Kettlebells have a steeper learning curve than traditional weights. Improper use can cause serious joint and muscle injuries, and because kettlebells are swung rather than lifted, your likelihood of dropping one is increased. Although some practitioners use kettlebells as part of their aerobic routine, standard kettlebell exercises don't provide much cardiovascular exercise.
Jumping Rope Drawbacks
The most significant risk of jumping rope is a joint injury. Jumping and landing on hard surfaces can cause knee and ankle pain, and may even hurt your back. For this reason, rope jumpers should consult their doctors before beginning a new fitness routine and should always jump on even surfaces. Jumping rope also carries a risk of falling or tripping over the rope. If you're jumping on concrete, this can cause bruises, cuts and scrapes.
Both strength training and cardiovascular exercise are important parts of a fitness routine. The CDC recommends that adults engage in two days of strength-training per week and 150 minutes of moderate-intensity aerobic exercise. If you jump rope very quickly, this may be high-intensity exercise, which you should engage in for a minimum of 75 minutes per week. Because cardiovascular exercise plays such an important role in heart and overall health, if you do not have time for both forms of exercise, focus on jumping rope and incorporate strength training when you can.

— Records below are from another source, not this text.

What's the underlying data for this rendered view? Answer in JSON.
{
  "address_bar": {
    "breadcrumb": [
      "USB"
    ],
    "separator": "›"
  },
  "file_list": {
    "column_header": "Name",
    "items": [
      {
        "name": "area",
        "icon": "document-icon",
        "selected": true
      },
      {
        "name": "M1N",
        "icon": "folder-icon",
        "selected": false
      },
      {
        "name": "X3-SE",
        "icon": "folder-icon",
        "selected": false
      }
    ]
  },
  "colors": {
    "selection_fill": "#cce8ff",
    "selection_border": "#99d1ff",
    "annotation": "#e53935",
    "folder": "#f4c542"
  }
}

Van Thompson is an attorney and writer. A former martial arts instructor, he holds bachelor's degrees in music and computer science from Westchester University, and a juris doctor from Georgia State University. He is the recipient of numerous writing awards, including a 2009 CALI Legal Writing Award.